The Lens asked seven district attorneys, covering 11 parishes, for records on their traffic diversion programs. Those DAs are diverting as many as half of their traffic tickets, according to the records. Several said their programs are growing.Across the state, it appears that more tickets are being written even as fewer tickets are being processed through the courts which means, more money is going directly to the DAs. The Lens notes that we don't see this exact issue in Jefferson or in Orleans Parish.
Meanwhile, the courts in most of those judicial districts are handling fewer tickets. Statewide, there has been a 30 percent drop in tickets processed by courts over the past five years, according to data collected by the state Supreme Court.
In East and West Feliciana parishes, the number of traffic tickets processed in court has fallen 35 percent in the last five years.
The local district attorney has diverted about half of all tickets since 2013, according to public records.
District Attorney Sam D’Aquilla acknowledged his program keeps money out of the court system, but he said he needs it. For instance, one program requires his office to pay officers overtime for working extra hours to write traffic tickets.
“And that’s kind of why we started the diversion program, we just weren’t making the money,” he said.
The district attorneys in Orleans and Jefferson parishes don’t run traffic diversion programs, although tickets have dropped significantly.
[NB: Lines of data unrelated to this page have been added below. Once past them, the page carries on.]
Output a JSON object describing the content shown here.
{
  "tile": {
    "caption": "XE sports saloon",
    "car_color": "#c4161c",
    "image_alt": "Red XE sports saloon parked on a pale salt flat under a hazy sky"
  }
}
In New Orleans, that’s due to the police department’s decision to move officers from traffic enforcement as it deals with understaffing.In New Orleans, of course, we are filling the gap with cameras which may not fund the courts or the DAs directly but do account for an estimated $24 million in revenue to the city (after American Traffic Solutions takes its 30% cut) so everybody is subject to some version of this.